  Contents: Stellar-mass black holes in our Galaxy mimic many of the phenomena seen in quasars but at much shorter timescales. In these lectures we present and discuss how the simultaneous use of multiwavelength observations has allowed a major progress in the understanding of the accretion/ejection phenomenology.

1. Microquasars and Quasars
Stellar evolution, white dwarf, neutron star, BH

2. Accretion power in astrophysics
Nature of the mass donor: Low and High Mass X-ray Binaries
Accretion by wind or/and by Roche lobe overflow
Eddington luminosity
Mass function: neutron star or black hole ?

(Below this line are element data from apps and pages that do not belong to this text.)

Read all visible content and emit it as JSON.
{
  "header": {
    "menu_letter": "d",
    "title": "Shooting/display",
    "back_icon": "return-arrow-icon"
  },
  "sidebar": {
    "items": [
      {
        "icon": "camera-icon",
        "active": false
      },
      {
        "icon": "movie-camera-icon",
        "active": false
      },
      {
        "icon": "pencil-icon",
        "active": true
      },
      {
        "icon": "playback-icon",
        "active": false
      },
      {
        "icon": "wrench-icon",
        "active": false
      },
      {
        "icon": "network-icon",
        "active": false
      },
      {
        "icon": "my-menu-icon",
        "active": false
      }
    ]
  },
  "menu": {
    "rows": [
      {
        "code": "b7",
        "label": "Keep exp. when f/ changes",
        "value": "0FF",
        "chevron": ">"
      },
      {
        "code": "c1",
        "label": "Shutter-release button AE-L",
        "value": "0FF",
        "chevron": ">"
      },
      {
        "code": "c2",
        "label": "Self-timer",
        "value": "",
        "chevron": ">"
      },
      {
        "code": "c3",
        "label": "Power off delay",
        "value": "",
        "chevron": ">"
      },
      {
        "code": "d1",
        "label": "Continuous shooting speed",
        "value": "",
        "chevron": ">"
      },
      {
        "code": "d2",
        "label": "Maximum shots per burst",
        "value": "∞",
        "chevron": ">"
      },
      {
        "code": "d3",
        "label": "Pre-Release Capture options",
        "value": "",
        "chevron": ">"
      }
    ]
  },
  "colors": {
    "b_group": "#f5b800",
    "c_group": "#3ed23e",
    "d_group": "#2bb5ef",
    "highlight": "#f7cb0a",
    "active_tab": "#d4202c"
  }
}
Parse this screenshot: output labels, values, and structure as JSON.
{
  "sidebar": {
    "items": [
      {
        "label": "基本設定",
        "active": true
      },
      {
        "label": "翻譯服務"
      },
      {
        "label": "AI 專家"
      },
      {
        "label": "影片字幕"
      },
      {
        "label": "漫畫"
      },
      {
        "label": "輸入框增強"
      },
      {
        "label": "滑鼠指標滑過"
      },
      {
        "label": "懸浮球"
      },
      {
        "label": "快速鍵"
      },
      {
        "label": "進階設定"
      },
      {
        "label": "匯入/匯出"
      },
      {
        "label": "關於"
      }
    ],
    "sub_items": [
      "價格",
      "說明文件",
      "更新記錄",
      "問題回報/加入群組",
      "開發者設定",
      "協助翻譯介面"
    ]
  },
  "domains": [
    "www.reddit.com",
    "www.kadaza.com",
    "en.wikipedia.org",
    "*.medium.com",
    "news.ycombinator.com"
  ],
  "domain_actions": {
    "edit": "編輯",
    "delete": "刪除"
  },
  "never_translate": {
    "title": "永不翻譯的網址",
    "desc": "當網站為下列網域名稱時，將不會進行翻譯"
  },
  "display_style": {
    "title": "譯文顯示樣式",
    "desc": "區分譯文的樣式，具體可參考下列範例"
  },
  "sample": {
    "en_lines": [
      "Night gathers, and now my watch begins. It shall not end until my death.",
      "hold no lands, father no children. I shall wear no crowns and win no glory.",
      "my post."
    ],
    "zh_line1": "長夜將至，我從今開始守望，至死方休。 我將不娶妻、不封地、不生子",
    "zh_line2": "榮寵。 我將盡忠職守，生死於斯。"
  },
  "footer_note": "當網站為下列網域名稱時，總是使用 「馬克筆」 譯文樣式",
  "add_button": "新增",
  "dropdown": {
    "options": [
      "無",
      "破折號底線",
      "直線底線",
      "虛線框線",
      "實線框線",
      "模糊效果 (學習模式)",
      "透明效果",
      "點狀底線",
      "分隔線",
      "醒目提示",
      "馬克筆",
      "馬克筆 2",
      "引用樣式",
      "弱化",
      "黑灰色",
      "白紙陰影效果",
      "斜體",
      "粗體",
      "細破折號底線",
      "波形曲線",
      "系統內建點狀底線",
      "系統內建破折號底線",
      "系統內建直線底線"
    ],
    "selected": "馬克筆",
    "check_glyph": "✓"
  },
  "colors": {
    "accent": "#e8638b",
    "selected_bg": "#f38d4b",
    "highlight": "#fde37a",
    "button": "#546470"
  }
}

3. X-ray observations
Temperature of the accretion disc and inner radius
Spectral states
Quasi Periodic Oscillations (QPO)

4. Radio observations
Single dish monitoring and VLBI
Superluminal motion (review, article)
Doppler Boosting
Synchrotron radiation
Plasmoids and steady jet

5. AGN
  Comments: http://www3.mpifr-bonn.mpg.de/staff/mmassi/#microquasars1
6957  IMPRS-Seminar
Mo 13-14, MPIfR, HS 0.01
  Instructor(s): R. Mauersberger
  Prerequisites: Doctoral candidate in Astronomy
  Contents: In this seminar, doctoral candidates give 20 min. status reports on their thesis work about once a year. A presentation is followed by a scientific discussion. All participants provide feedback on the presentation technique using a standardized format.
  Literature: J. Kuchner: Marketing for Scientists, Island Press
6952  Seminar on theoretical dynamics
Fr 14-16, Raum 3.010, AIfA
  Instructor(s): P. Kroupa, J. Pflamm-Altenburg
  Prerequisites: Diploma/masters students and upwards
  Contents: Formation of planetray and stellar systems
Stellar populations in clusters and galaxies
Processes governing the evolution of stellar systems
  Literature: Current research papers.
6954  Seminar on galaxy clusters
Th 15-17, Raum 0.006, AIfA
  Instructor(s): T. Reiprich, Y. Zhang
  Prerequisites: Introduction to astronomy.
  Contents: The students will report about up to date research work on galaxy clusters based on scientific papers.
  Literature: Will be provided.
6961  Seminar on stars, stellar systems, and galaxies
Di 16-17:30, Raum 3.010, AIfA
  Instructor(s): P. Kroupa, J. Pflamm-Altenburg
  Prerequisites: 10th semester and upwards
  Contents: Current research problems
  Literature: Current research papers
  Comments: Students and postdocs meet once a week for a presentation and discussion of a relevant recent and published research results.